The parents of Star Trek actor Anton Yelchin are suing Fiat Chrysler Automobiles (FCA) over the death of their son, who was killed when his 2015 Jeep Grand Cherokee rolled back on the steep driveway of his home and pinned him against a brick gate post.
Around the time of Yelchin’s death, FCA had announced a recall on the 2014-2015 Grand Cherokee concerning the electronic transmission that had some instances of owners not properly putting the car in park when exiting, and having the vehicle roll away, resulting in some injuries.
On April 25, 2016, FCA announced a recall of 1.1 million vehicles (also including Dodge Charger and Chrysler 300 sedans) to address a problem with the automatic transmission shifter. The lever looks like the traditional console mounted shifter but works like a toggle with the handle moved to electronically select a gear, but the lever always returns to a centred position.
The driver is alerted to the gear position through lit symbols in various locations such as the handle and the instrument panel, and if it is left in gear, warning chimes are sounded.
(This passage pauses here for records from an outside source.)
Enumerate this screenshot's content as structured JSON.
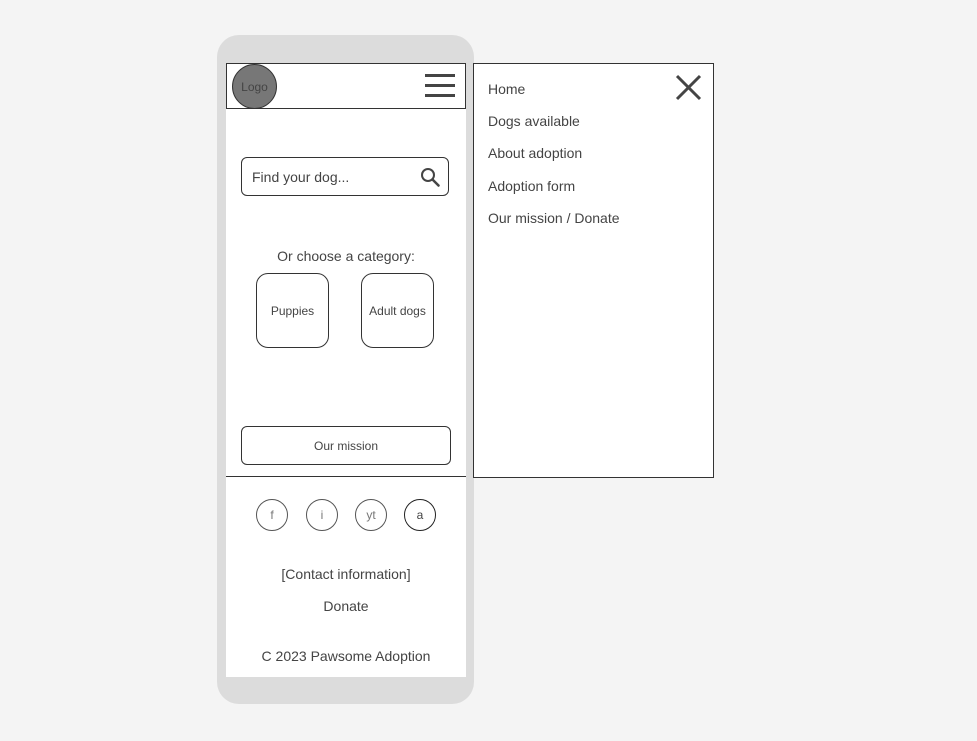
{
  "header": {
    "logo_label": "Logo"
  },
  "search": {
    "placeholder": "Find your dog..."
  },
  "categories": {
    "heading": "Or choose a category:",
    "items": [
      {
        "label": "Puppies"
      },
      {
        "label": "Adult dogs"
      }
    ]
  },
  "mission_button": {
    "label": "Our mission"
  },
  "social": {
    "items": [
      {
        "label": "f"
      },
      {
        "label": "i"
      },
      {
        "label": "yt"
      },
      {
        "label": "a"
      }
    ]
  },
  "footer": {
    "contact": "[Contact information]",
    "donate": "Donate",
    "copyright": "C 2023 Pawsome Adoption"
  },
  "menu": {
    "items": [
      {
        "label": "Home"
      },
      {
        "label": "Dogs available"
      },
      {
        "label": "About adoption"
      },
      {
        "label": "Adoption form"
      },
      {
        "label": "Our mission / Donate"
      }
    ]
  },
  "icons": {
    "hamburger": "hamburger-icon",
    "search": "search-icon",
    "close": "close-icon"
  }
}
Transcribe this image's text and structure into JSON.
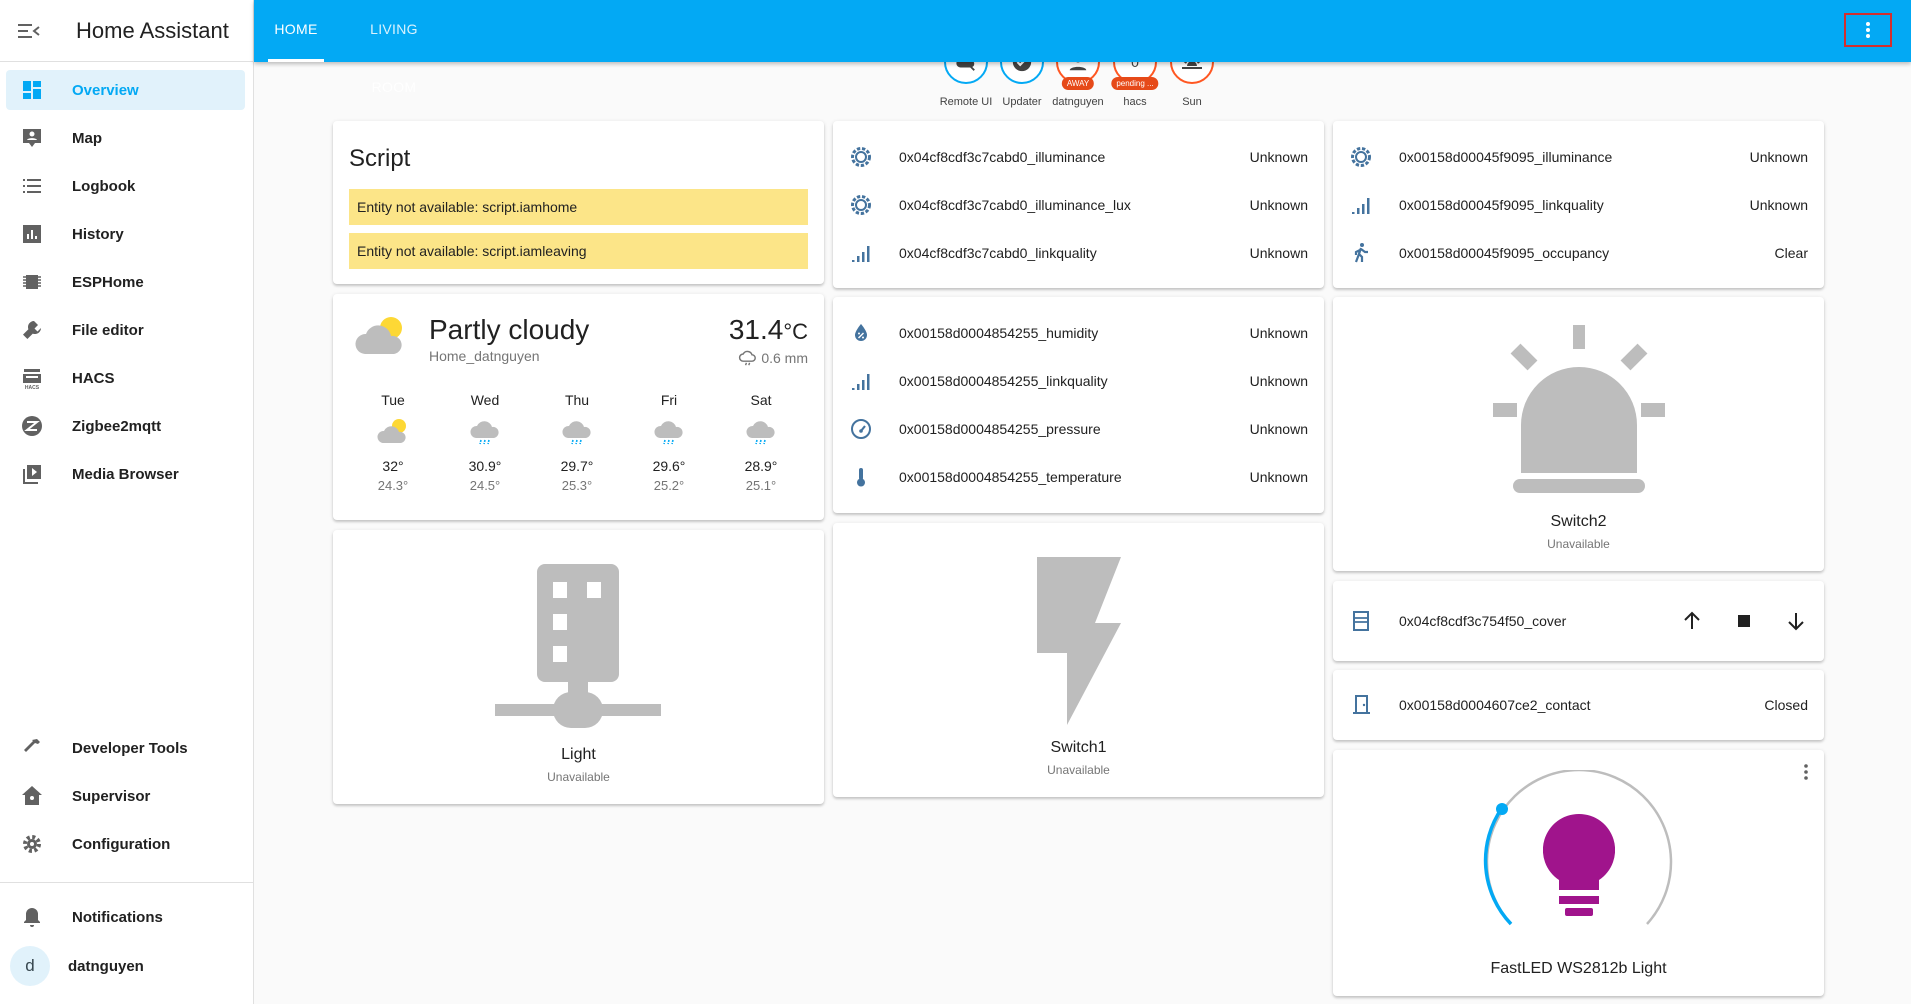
{
  "sidebar": {
    "title": "Home Assistant",
    "items": [
      {
        "label": "Overview"
      },
      {
        "label": "Map"
      },
      {
        "label": "Logbook"
      },
      {
        "label": "History"
      },
      {
        "label": "ESPHome"
      },
      {
        "label": "File editor"
      },
      {
        "label": "HACS"
      },
      {
        "label": "Zigbee2mqtt"
      },
      {
        "label": "Media Browser"
      },
      {
        "label": "Developer Tools"
      },
      {
        "label": "Supervisor"
      },
      {
        "label": "Configuration"
      }
    ],
    "notifications": "Notifications",
    "user": {
      "initial": "d",
      "name": "datnguyen"
    }
  },
  "header": {
    "tabs": [
      "HOME",
      "LIVING ROOM"
    ]
  },
  "badges": [
    {
      "label": "Remote UI"
    },
    {
      "label": "Updater"
    },
    {
      "label": "datnguyen",
      "tag": "AWAY"
    },
    {
      "label": "hacs",
      "value": "0",
      "tag": "pending ..."
    },
    {
      "label": "Sun"
    }
  ],
  "script_card": {
    "title": "Script",
    "warnings": [
      "Entity not available: script.iamhome",
      "Entity not available: script.iamleaving"
    ]
  },
  "weather": {
    "condition": "Partly cloudy",
    "name": "Home_datnguyen",
    "temp": "31.4",
    "unit": "°C",
    "precip": "0.6 mm",
    "forecast": [
      {
        "day": "Tue",
        "high": "32°",
        "low": "24.3°"
      },
      {
        "day": "Wed",
        "high": "30.9°",
        "low": "24.5°"
      },
      {
        "day": "Thu",
        "high": "29.7°",
        "low": "25.3°"
      },
      {
        "day": "Fri",
        "high": "29.6°",
        "low": "25.2°"
      },
      {
        "day": "Sat",
        "high": "28.9°",
        "low": "25.1°"
      }
    ]
  },
  "light_card": {
    "name": "Light",
    "state": "Unavailable"
  },
  "entities1": [
    {
      "name": "0x04cf8cdf3c7cabd0_illuminance",
      "state": "Unknown"
    },
    {
      "name": "0x04cf8cdf3c7cabd0_illuminance_lux",
      "state": "Unknown"
    },
    {
      "name": "0x04cf8cdf3c7cabd0_linkquality",
      "state": "Unknown"
    }
  ],
  "entities2": [
    {
      "name": "0x00158d0004854255_humidity",
      "state": "Unknown"
    },
    {
      "name": "0x00158d0004854255_linkquality",
      "state": "Unknown"
    },
    {
      "name": "0x00158d0004854255_pressure",
      "state": "Unknown"
    },
    {
      "name": "0x00158d0004854255_temperature",
      "state": "Unknown"
    }
  ],
  "switch1": {
    "name": "Switch1",
    "state": "Unavailable"
  },
  "entities3": [
    {
      "name": "0x00158d00045f9095_illuminance",
      "state": "Unknown"
    },
    {
      "name": "0x00158d00045f9095_linkquality",
      "state": "Unknown"
    },
    {
      "name": "0x00158d00045f9095_occupancy",
      "state": "Clear"
    }
  ],
  "switch2": {
    "name": "Switch2",
    "state": "Unavailable"
  },
  "cover": {
    "name": "0x04cf8cdf3c754f50_cover"
  },
  "contact": {
    "name": "0x00158d0004607ce2_contact",
    "state": "Closed"
  },
  "fastled": {
    "name": "FastLED WS2812b Light"
  },
  "colors": {
    "primary": "#03a9f4",
    "icon": "#44739e",
    "warning_bg": "#fce588",
    "bulb": "#a0148c",
    "away": "#e64a19"
  }
}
If the movement is not enough to engage the gear, such as Park, and the lever returns to the centred position, the car could remain in gear or shift to neutral without the driver being aware of it.
When the driver takes his foot off the brake pedal and exits the vehicle, it could roll away if it is parked on a slope.
The cause of the injuries was attributed to driver error as investigations turned up no mechanical or electrical failures, but the company issued the recall to address movement of the lever and to enhance audible and visual warnings.
The previous generation Grand Cherokee to Yelchin’s had a gated shifter on the centre console, and the successor has a different style of shifter with gear position again changing depending on the driver’s selection.
According to a document filed with the US’s National Highway Traffic Safety Administration (NHTSA), the recall was to begin June 24, 2016. Yelchin was killed June 19. He had received a preliminary notice in the middle of May and was told he’d be notified when a fix for his vehicle was ready. Another notice announcing a software fix was reportedly received in the mail a week after his death.
A class action was launched June 23 in a Los Angeles court, prominently citing the actor’s death and claiming the company was not doing enough to address the flaw with the shift mechanism, saying “There is no tactile or position feedback to the operator as to whether the car has actually been placed into the safe-to-exit ‘park’ gear. And there is no safety override that automatically puts the car in ‘park’ if the driver’s door is open and pressure is taken off the foot brake.”
The wrongful-death and product-liability lawsuit brought by Yelchin’s parents contends the shifter is poorly designed, leading to a defect directly responsible for their son’s suffocation death after he was trapped between the vehicle and the brick structure.
The suit document does not specify damages.